--- Task details ---
Your answer should hold every line of the records below that contains the string "kind".
╭─ Records for the task
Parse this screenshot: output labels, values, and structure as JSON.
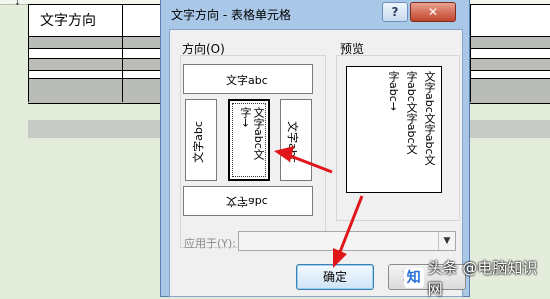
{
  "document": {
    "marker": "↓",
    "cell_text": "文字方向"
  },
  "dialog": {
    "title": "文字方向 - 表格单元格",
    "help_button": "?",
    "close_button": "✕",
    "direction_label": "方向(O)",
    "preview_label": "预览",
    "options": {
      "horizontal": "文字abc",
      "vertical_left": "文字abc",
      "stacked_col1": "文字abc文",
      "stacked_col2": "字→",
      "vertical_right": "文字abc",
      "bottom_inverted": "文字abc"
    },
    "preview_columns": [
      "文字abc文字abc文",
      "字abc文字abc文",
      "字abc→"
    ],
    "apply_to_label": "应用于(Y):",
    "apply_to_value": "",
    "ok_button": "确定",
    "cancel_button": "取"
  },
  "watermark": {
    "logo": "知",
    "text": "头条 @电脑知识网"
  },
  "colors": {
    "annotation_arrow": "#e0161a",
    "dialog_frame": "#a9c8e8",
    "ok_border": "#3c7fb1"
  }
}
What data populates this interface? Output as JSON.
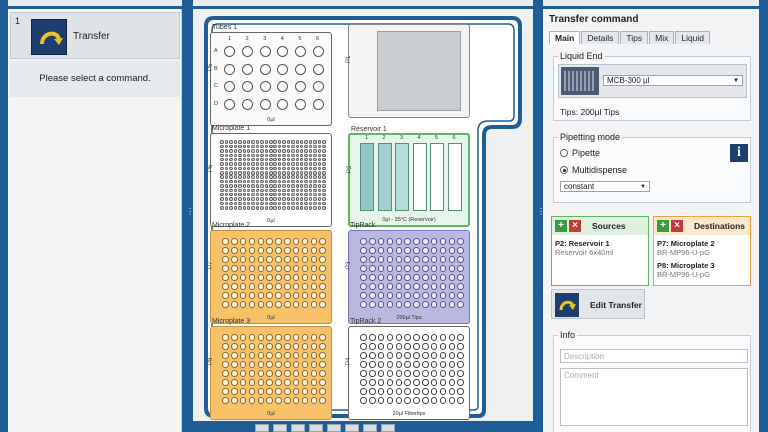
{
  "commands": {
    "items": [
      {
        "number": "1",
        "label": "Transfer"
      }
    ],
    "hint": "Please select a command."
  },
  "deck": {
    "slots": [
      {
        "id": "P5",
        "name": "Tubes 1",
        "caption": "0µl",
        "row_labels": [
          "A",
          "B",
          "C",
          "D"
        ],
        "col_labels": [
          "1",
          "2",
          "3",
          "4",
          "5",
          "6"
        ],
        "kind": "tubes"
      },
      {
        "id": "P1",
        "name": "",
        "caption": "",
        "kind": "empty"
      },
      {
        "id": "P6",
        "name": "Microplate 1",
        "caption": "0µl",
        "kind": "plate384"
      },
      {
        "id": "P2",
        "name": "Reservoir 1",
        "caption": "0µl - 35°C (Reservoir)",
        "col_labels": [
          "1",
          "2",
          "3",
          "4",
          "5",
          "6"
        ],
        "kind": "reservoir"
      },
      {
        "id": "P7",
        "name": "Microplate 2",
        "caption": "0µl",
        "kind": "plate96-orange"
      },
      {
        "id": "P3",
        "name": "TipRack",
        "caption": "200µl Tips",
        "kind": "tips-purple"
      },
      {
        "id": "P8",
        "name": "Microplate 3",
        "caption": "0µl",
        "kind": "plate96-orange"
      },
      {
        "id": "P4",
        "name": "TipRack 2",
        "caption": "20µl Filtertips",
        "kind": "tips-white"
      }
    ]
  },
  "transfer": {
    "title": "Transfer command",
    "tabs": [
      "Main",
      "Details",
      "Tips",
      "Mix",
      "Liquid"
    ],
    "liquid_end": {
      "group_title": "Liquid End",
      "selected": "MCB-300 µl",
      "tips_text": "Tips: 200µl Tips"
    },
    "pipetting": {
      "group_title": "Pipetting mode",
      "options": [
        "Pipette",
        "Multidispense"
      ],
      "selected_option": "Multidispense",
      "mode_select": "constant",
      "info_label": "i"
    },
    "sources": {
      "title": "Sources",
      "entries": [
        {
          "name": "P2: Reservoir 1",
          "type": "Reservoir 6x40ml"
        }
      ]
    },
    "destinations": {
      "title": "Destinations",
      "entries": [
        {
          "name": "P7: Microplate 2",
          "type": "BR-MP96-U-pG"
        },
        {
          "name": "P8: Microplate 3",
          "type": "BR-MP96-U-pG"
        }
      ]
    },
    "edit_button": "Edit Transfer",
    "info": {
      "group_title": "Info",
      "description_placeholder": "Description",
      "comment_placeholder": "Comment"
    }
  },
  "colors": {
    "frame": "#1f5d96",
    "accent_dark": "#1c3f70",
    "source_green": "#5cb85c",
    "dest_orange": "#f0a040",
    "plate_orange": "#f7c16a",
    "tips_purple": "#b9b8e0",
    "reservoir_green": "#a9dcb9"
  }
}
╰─
--- Expected answer ---
        "kind": "tubes"
        "kind": "empty"
        "kind": "plate384"
        "kind": "reservoir"
        "kind": "plate96-orange"
        "kind": "tips-purple"
        "kind": "plate96-orange"
        "kind": "tips-white"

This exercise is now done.